Make certain that there is water in the tank when turning the electric heater element on.
The first trip of the year was early spring, and as we were just parking on a friends acreage, hooked up to his power, and never bothered to fill tanks other than a bit of water for the toilet if needed.
Well, when getting ready to go to Osoyoos the water heater was switched on by my wife for some cleaning in the trailer, and she did not realize that it was still bypassed. Nothing was said(or even realized), other than the plugs in the trailer were not working. At Osoyoos we discovered that the water heater would not work on electric, so we tried it on propane. Nothing. We then discovered that the reset buttons on it were tripped(thanks to Reace pointing them out), so I reset them. Still nothing on electric, but the propane worked fine.
We left the breaker off thinking that the element may be shot, and used 120V for our little kettle only. On the way home we stopped at a BC Parks site with no hook-ups. Forward to a couple weeks later to get it ready for our next trip, and clean it up a bit, I found nothing electrical would work. As soon as I plugged anything in, it would trip the GFI breaker on my house. I thought weird, as it did work at Osoyoos, but realized that they likely did not have a 30A GFI plug.
When I got home, set to do some lighting work in the trailer, and have a look at replacing the element. I then realized that the 20A DC fuse on the panel was blown, and replaced it. Lots of things to confuse me, so I set up to trouble shoot. I disconnected the converter thinking that maybe it had a short somehow, just enough of a trickle to trip the GFI. Nothing. I turned all the breakers off except the plugs, turned on a heat gun (I was heat shrinking tubes on wiring for cupboard lights), and it tripped. I then tried to plug in to a non GFI outlet, and the resultant was to blow the 20A fuse again. The first time it tripped was likely at home, and we had enough charge in the batteries to run everything for a bunch of days, as during this whole time they were not charging. Still confused.
I pulled the leads to the panel off and hooked up a plug to them, and it worked fine. Obviously something within the trailer was grounded which caused the GFI to trip. I then had one of those "D'oh" moments, smacked myself in the head, because I realized that the heater element was likely shorted to ground and just removing the hot by turning the breaker off was not enough, as the neutral was still connected to the others in the panel.

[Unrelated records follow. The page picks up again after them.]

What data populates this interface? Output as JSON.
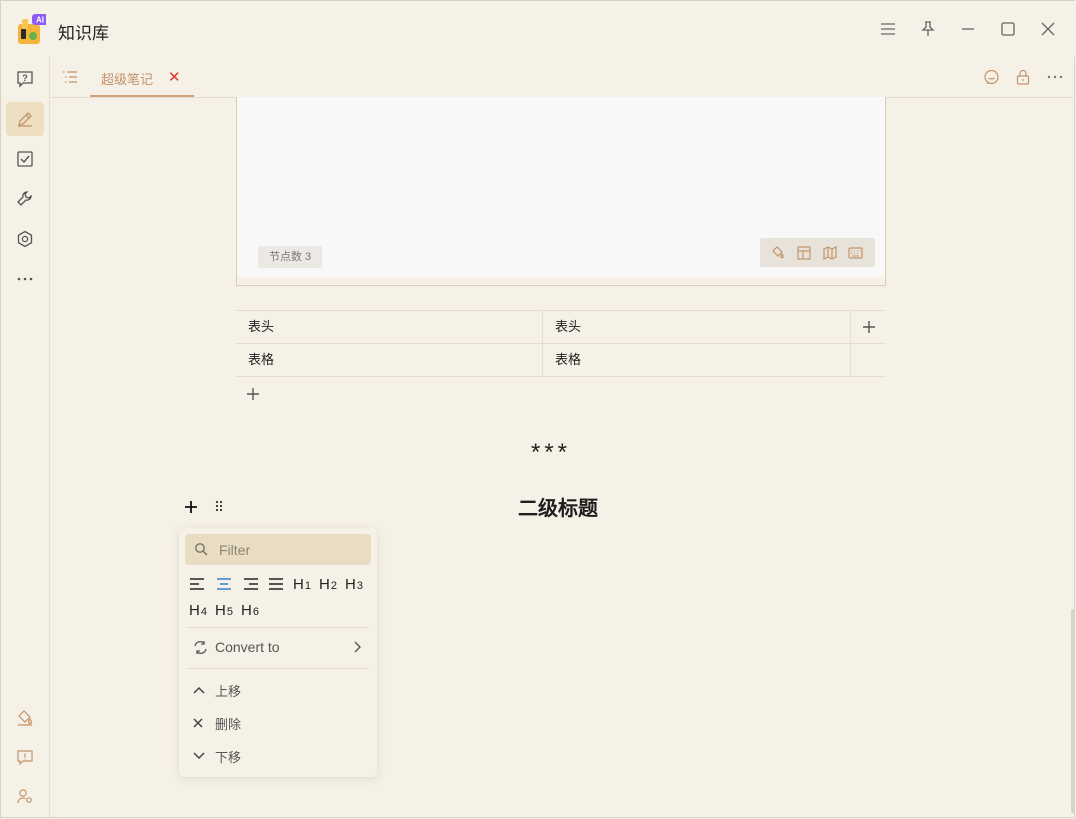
{
  "window": {
    "title": "知识库",
    "logo_badge": "AI"
  },
  "tab": {
    "label": "超级笔记",
    "close_glyph": "✕"
  },
  "mindmap": {
    "node_count": "节点数 3"
  },
  "table": {
    "rows": [
      [
        "表头",
        "表头"
      ],
      [
        "表格",
        "表格"
      ]
    ]
  },
  "divider": "***",
  "heading": "二级标题",
  "block_menu": {
    "filter_placeholder": "Filter",
    "heading_levels": [
      {
        "letter": "H",
        "num": "1"
      },
      {
        "letter": "H",
        "num": "2"
      },
      {
        "letter": "H",
        "num": "3"
      },
      {
        "letter": "H",
        "num": "4"
      },
      {
        "letter": "H",
        "num": "5"
      },
      {
        "letter": "H",
        "num": "6"
      }
    ],
    "convert_label": "Convert to",
    "move_up": "上移",
    "delete": "删除",
    "move_down": "下移"
  },
  "colors": {
    "accent": "#c2946a",
    "close_red": "#e0312c",
    "background": "#f6f1e7",
    "active_nav": "#eedfc2"
  }
}
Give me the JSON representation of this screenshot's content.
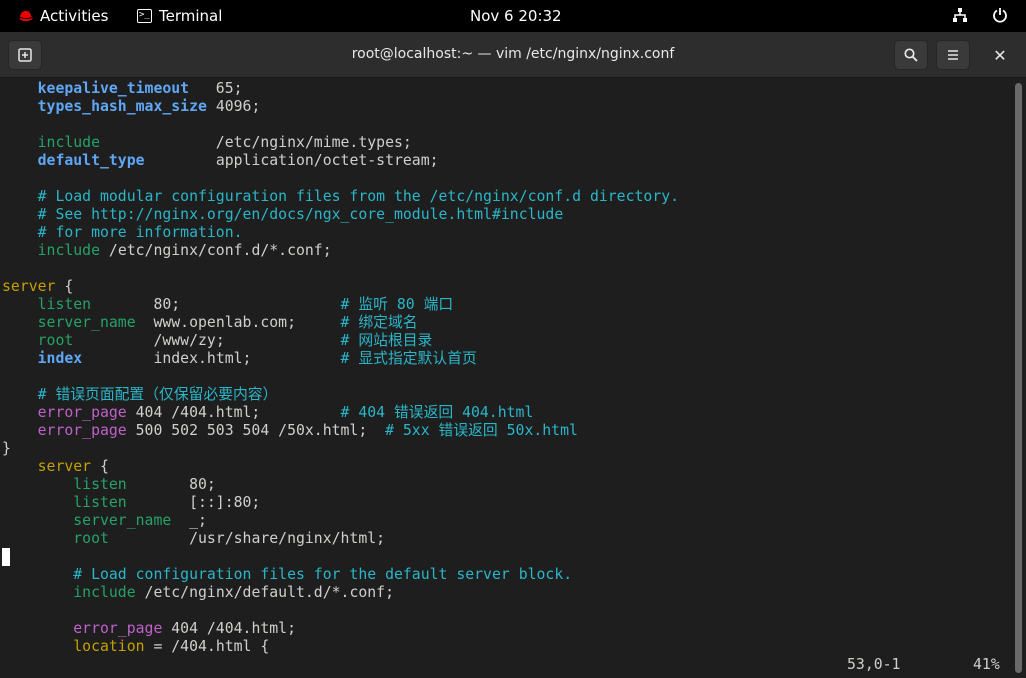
{
  "topbar": {
    "activities": "Activities",
    "app_name": "Terminal",
    "clock": "Nov 6  20:32",
    "icons": {
      "brand": "redhat-icon",
      "app": "terminal-icon",
      "network": "network-icon",
      "power": "power-icon"
    }
  },
  "window": {
    "title": "root@localhost:~ — vim /etc/nginx/nginx.conf",
    "icons": {
      "new_tab": "new-tab-icon",
      "search": "search-icon",
      "menu": "hamburger-menu-icon",
      "close": "close-icon"
    }
  },
  "editor": {
    "lines": [
      {
        "t": "kw",
        "a": "    keepalive_timeout",
        "b": "   65;"
      },
      {
        "t": "kw",
        "a": "    types_hash_max_size",
        "b": " 4096;"
      },
      {
        "t": "blank"
      },
      {
        "t": "dir",
        "a": "    include",
        "b": "             /etc/nginx/mime.types;"
      },
      {
        "t": "kw",
        "a": "    default_type",
        "b": "        application/octet-stream;"
      },
      {
        "t": "blank"
      },
      {
        "t": "cm",
        "a": "    # Load modular configuration files from the /etc/nginx/conf.d directory."
      },
      {
        "t": "cm",
        "a": "    # See http://nginx.org/en/docs/ngx_core_module.html#include"
      },
      {
        "t": "cm",
        "a": "    # for more information."
      },
      {
        "t": "dir",
        "a": "    include",
        "b": " /etc/nginx/conf.d/*.conf;"
      },
      {
        "t": "blank"
      },
      {
        "t": "blk",
        "a": "server",
        "b": " {"
      },
      {
        "t": "dirc",
        "a": "    listen",
        "b": "       80;                  ",
        "c": "# 监听 80 端口"
      },
      {
        "t": "dirc",
        "a": "    server_name",
        "b": "  www.openlab.com;     ",
        "c": "# 绑定域名"
      },
      {
        "t": "dirc",
        "a": "    root",
        "b": "         /www/zy;             ",
        "c": "# 网站根目录"
      },
      {
        "t": "kwc",
        "a": "    index",
        "b": "        index.html;          ",
        "c": "# 显式指定默认首页"
      },
      {
        "t": "blank"
      },
      {
        "t": "cm",
        "a": "    # 错误页面配置（仅保留必要内容）"
      },
      {
        "t": "dir2c",
        "a": "    error_page",
        "b": " 404 /404.html;         ",
        "c": "# 404 错误返回 404.html"
      },
      {
        "t": "dir2c",
        "a": "    error_page",
        "b": " 500 502 503 504 /50x.html;  ",
        "c": "# 5xx 错误返回 50x.html"
      },
      {
        "t": "tx",
        "a": "}"
      },
      {
        "t": "blk",
        "a": "    server",
        "b": " {"
      },
      {
        "t": "dir",
        "a": "        listen",
        "b": "       80;"
      },
      {
        "t": "dir",
        "a": "        listen",
        "b": "       [::]:80;"
      },
      {
        "t": "dir",
        "a": "        server_name",
        "b": "  _;"
      },
      {
        "t": "dir",
        "a": "        root",
        "b": "         /usr/share/nginx/html;"
      },
      {
        "t": "blank"
      },
      {
        "t": "cm",
        "a": "        # Load configuration files for the default server block."
      },
      {
        "t": "dir",
        "a": "        include",
        "b": " /etc/nginx/default.d/*.conf;"
      },
      {
        "t": "blank"
      },
      {
        "t": "dir2",
        "a": "        error_page",
        "b": " 404 /404.html;"
      },
      {
        "t": "blk",
        "a": "        location",
        "b": " = /404.html {"
      }
    ],
    "status_position": "53,0-1",
    "status_percent": "41%"
  }
}
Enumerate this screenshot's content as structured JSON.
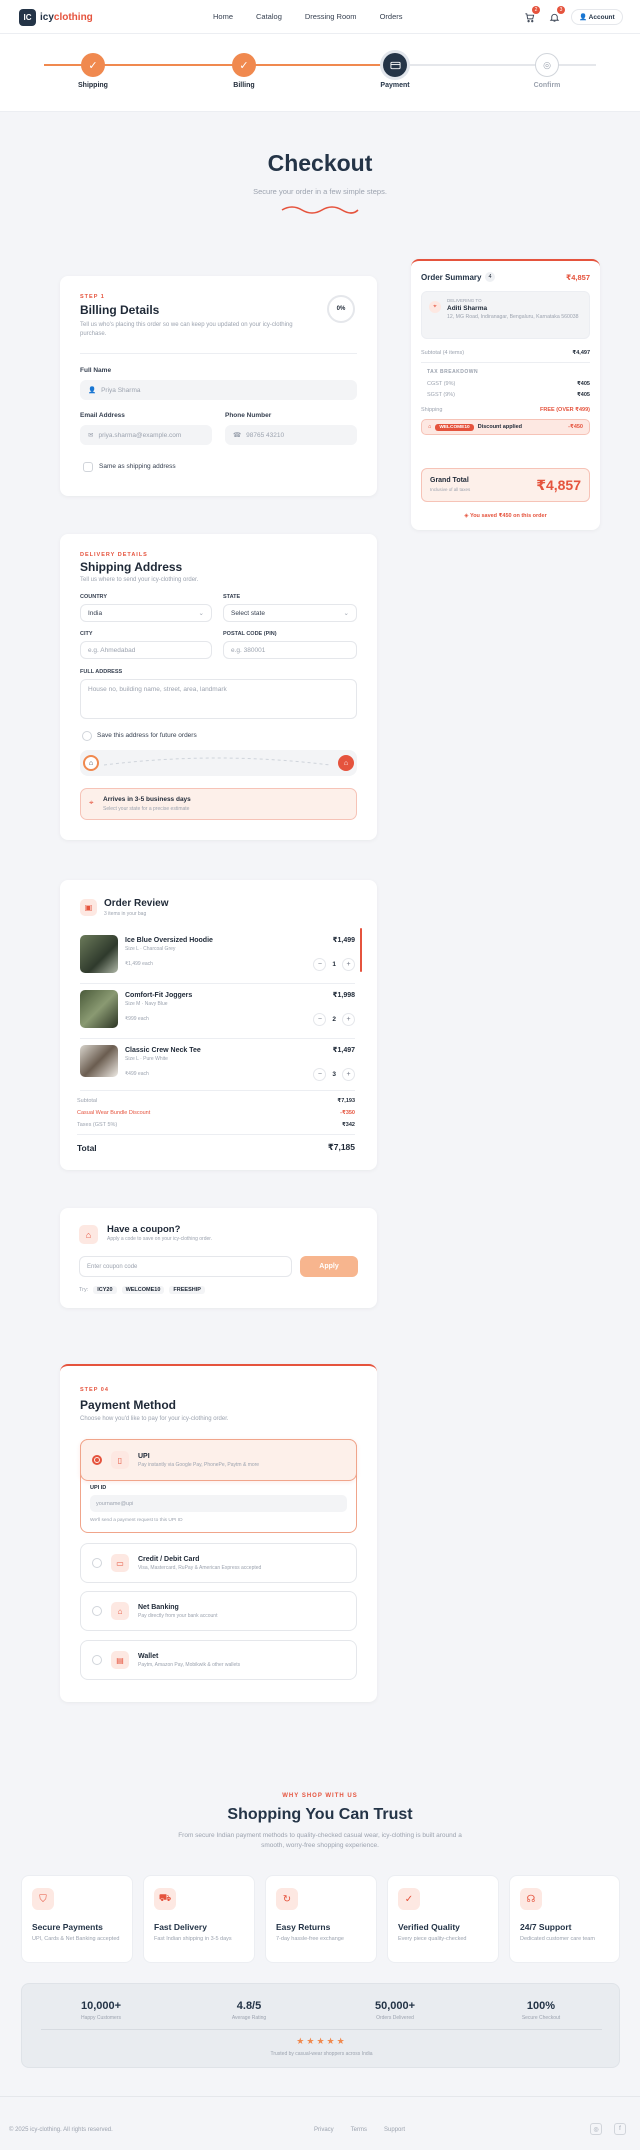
{
  "header": {
    "logo_mark": "IC",
    "brand_a": "icy",
    "brand_b": "clothing",
    "nav": [
      "Home",
      "Catalog",
      "Dressing Room",
      "Orders"
    ],
    "cart_count": "2",
    "notif_count": "3",
    "account_label": "Account"
  },
  "stepper": {
    "steps": [
      "Shipping",
      "Billing",
      "Payment",
      "Confirm"
    ]
  },
  "page": {
    "title": "Checkout",
    "subtitle": "Secure your order in a few simple steps."
  },
  "billing": {
    "eyebrow": "STEP 1",
    "title": "Billing Details",
    "subtitle": "Tell us who's placing this order so we can keep you updated on your icy-clothing purchase.",
    "progress": "0%",
    "progress_value": 0,
    "full_name_label": "Full Name",
    "full_name_placeholder": "Priya Sharma",
    "email_label": "Email Address",
    "email_placeholder": "priya.sharma@example.com",
    "phone_label": "Phone Number",
    "phone_placeholder": "98765 43210",
    "same_as_shipping": "Same as shipping address"
  },
  "summary": {
    "title": "Order Summary",
    "count": "4",
    "total_top": "₹4,857",
    "deliver_to_label": "DELIVERING TO",
    "name": "Aditi Sharma",
    "address": "12, MG Road, Indiranagar, Bengaluru, Karnataka 560038",
    "subtotal_label": "Subtotal (4 items)",
    "subtotal": "₹4,497",
    "tax_label": "TAX BREAKDOWN",
    "cgst_label": "CGST (9%)",
    "cgst": "₹405",
    "sgst_label": "SGST (9%)",
    "sgst": "₹405",
    "shipping_label": "Shipping",
    "shipping_value": "FREE (OVER ₹499)",
    "coupon_code": "WELCOME10",
    "discount_label": "Discount applied",
    "discount_value": "-₹450",
    "grand_label": "Grand Total",
    "grand_sub": "Inclusive of all taxes",
    "grand_value": "₹4,857",
    "saved": "You saved ₹450 on this order"
  },
  "shipping": {
    "eyebrow": "DELIVERY DETAILS",
    "title": "Shipping Address",
    "subtitle": "Tell us where to send your icy-clothing order.",
    "country_label": "COUNTRY",
    "country_value": "India",
    "state_label": "STATE",
    "state_value": "Select state",
    "city_label": "CITY",
    "city_placeholder": "e.g. Ahmedabad",
    "postal_label": "POSTAL CODE (PIN)",
    "postal_placeholder": "e.g. 380001",
    "address_label": "FULL ADDRESS",
    "address_placeholder": "House no, building name, street, area, landmark",
    "save_label": "Save this address for future orders",
    "eta_title": "Arrives in 3-5 business days",
    "eta_sub": "Select your state for a precise estimate"
  },
  "review": {
    "title": "Order Review",
    "subtitle": "3 items in your bag",
    "items": [
      {
        "name": "Ice Blue Oversized Hoodie",
        "meta": "Size L · Charcoal Grey",
        "unit": "₹1,499 each",
        "price": "₹1,499",
        "qty": "1"
      },
      {
        "name": "Comfort-Fit Joggers",
        "meta": "Size M · Navy Blue",
        "unit": "₹999 each",
        "price": "₹1,998",
        "qty": "2"
      },
      {
        "name": "Classic Crew Neck Tee",
        "meta": "Size L · Pure White",
        "unit": "₹499 each",
        "price": "₹1,497",
        "qty": "3"
      }
    ],
    "subtotal_label": "Subtotal",
    "subtotal": "₹7,193",
    "bundle_label": "Casual Wear Bundle Discount",
    "bundle": "-₹350",
    "taxes_label": "Taxes (GST 5%)",
    "taxes": "₹342",
    "total_label": "Total",
    "total": "₹7,185"
  },
  "coupon": {
    "title": "Have a coupon?",
    "subtitle": "Apply a code to save on your icy-clothing order.",
    "placeholder": "Enter coupon code",
    "apply": "Apply",
    "try_label": "Try:",
    "codes": [
      "ICY20",
      "WELCOME10",
      "FREESHIP"
    ]
  },
  "payment": {
    "eyebrow": "STEP 04",
    "title": "Payment Method",
    "subtitle": "Choose how you'd like to pay for your icy-clothing order.",
    "options": [
      {
        "title": "UPI",
        "desc": "Pay instantly via Google Pay, PhonePe, Paytm & more",
        "icon": "phone-icon"
      },
      {
        "title": "Credit / Debit Card",
        "desc": "Visa, Mastercard, RuPay & American Express accepted",
        "icon": "card-icon"
      },
      {
        "title": "Net Banking",
        "desc": "Pay directly from your bank account",
        "icon": "bank-icon"
      },
      {
        "title": "Wallet",
        "desc": "Paytm, Amazon Pay, Mobikwik & other wallets",
        "icon": "wallet-icon"
      }
    ],
    "upi_label": "UPI ID",
    "upi_placeholder": "yourname@upi",
    "upi_hint": "We'll send a payment request to this UPI ID"
  },
  "trust": {
    "eyebrow": "WHY SHOP WITH US",
    "title": "Shopping You Can Trust",
    "subtitle": "From secure Indian payment methods to quality-checked casual wear, icy-clothing is built around a smooth, worry-free shopping experience.",
    "features": [
      {
        "title": "Secure Payments",
        "desc": "UPI, Cards & Net Banking accepted",
        "icon": "shield-icon"
      },
      {
        "title": "Fast Delivery",
        "desc": "Fast Indian shipping in 3-5 days",
        "icon": "truck-icon"
      },
      {
        "title": "Easy Returns",
        "desc": "7-day hassle-free exchange",
        "icon": "refresh-icon"
      },
      {
        "title": "Verified Quality",
        "desc": "Every piece quality-checked",
        "icon": "check-shield-icon"
      },
      {
        "title": "24/7 Support",
        "desc": "Dedicated customer care team",
        "icon": "headset-icon"
      }
    ],
    "stats": [
      {
        "value": "10,000+",
        "label": "Happy Customers"
      },
      {
        "value": "4.8/5",
        "label": "Average Rating"
      },
      {
        "value": "50,000+",
        "label": "Orders Delivered"
      },
      {
        "value": "100%",
        "label": "Secure Checkout"
      }
    ],
    "stars": 5,
    "trusted": "Trusted by casual-wear shoppers across India"
  },
  "footer": {
    "copyright": "© 2025 icy-clothing. All rights reserved.",
    "links": [
      "Privacy",
      "Terms",
      "Support"
    ]
  },
  "colors": {
    "accent": "#e5533d",
    "navy": "#243447",
    "orange": "#f0894f"
  }
}
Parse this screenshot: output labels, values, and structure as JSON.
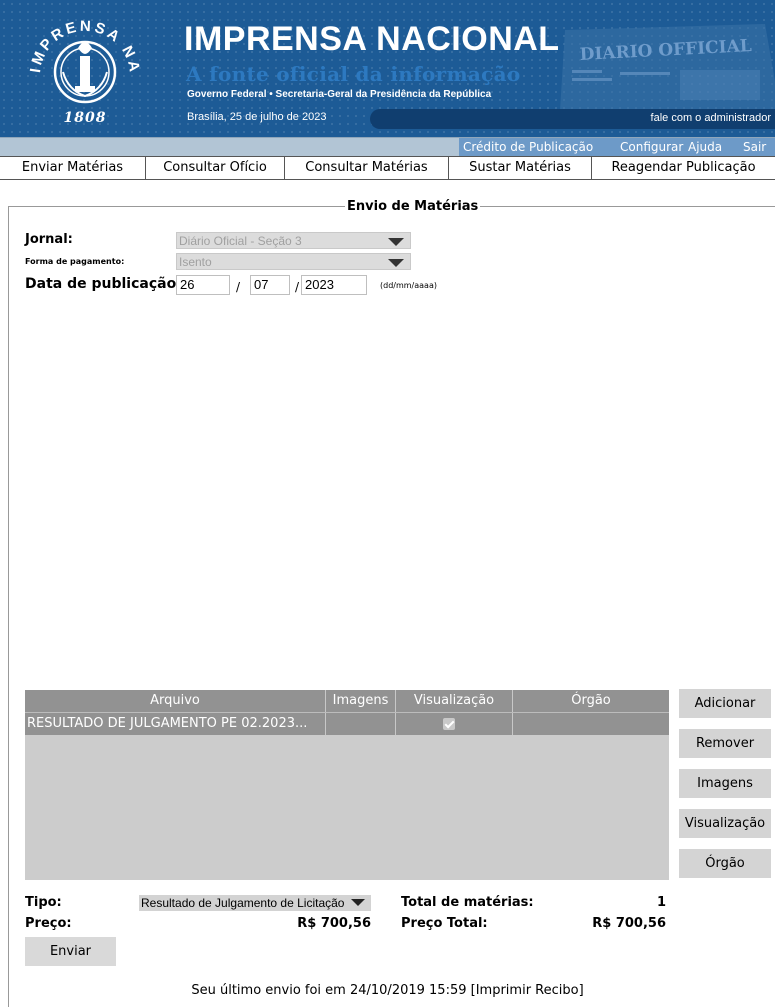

As soon as I disconnected both the hot and neutral from the water heater, everything else worked just fine. Converter worked great too after getting a new fuze. A smarter fella might have tried this first.
Then I had a look at changing out the heater element. I took a plastic cover off of it that protects the leads, and saw it had a big ass hex head on it. My largest socket was a 1 1/4" and was too small. I determined it was 1 1/2" and headed off to Canadian Tire to buy one, no luck. I then went to Lowes and looked for one, and they had it. I also went to the water heater section, and found a 1500W heater element with the same head size on it. The existing one is 1440W. I thought great, probably a lot cheaper than an RV parts store.
Socket - $14.98 (So, if anyone local ever needs one
Element - $22.98
Changing it out was real easy. Basic steps to change out the heater element on a Suburban SW6DE water heater were;
1. Ensure the breaker is off to the water heater
2. Drain the water heater
3. Remove the propane burner tube from the water heater as it blocked access to the element.
4. Remove the cover off the heater element
5. Disconnect the leads
6. Using a 1 1/2" socket with extension, removed the old element
7. Install the new one with the included gasket
8. Hook up the leads, replace the cover, reinstall the burner tube
9. Fill the tank with water, turn on the heater and make sure it works.
The actual work once you have the parts takes about 15 minutes or so. Very easy to do.
My Lowes purchases
The pooched element
A closer look
A look at the water heater with the burner tube and element cover removed. The new element is now installed.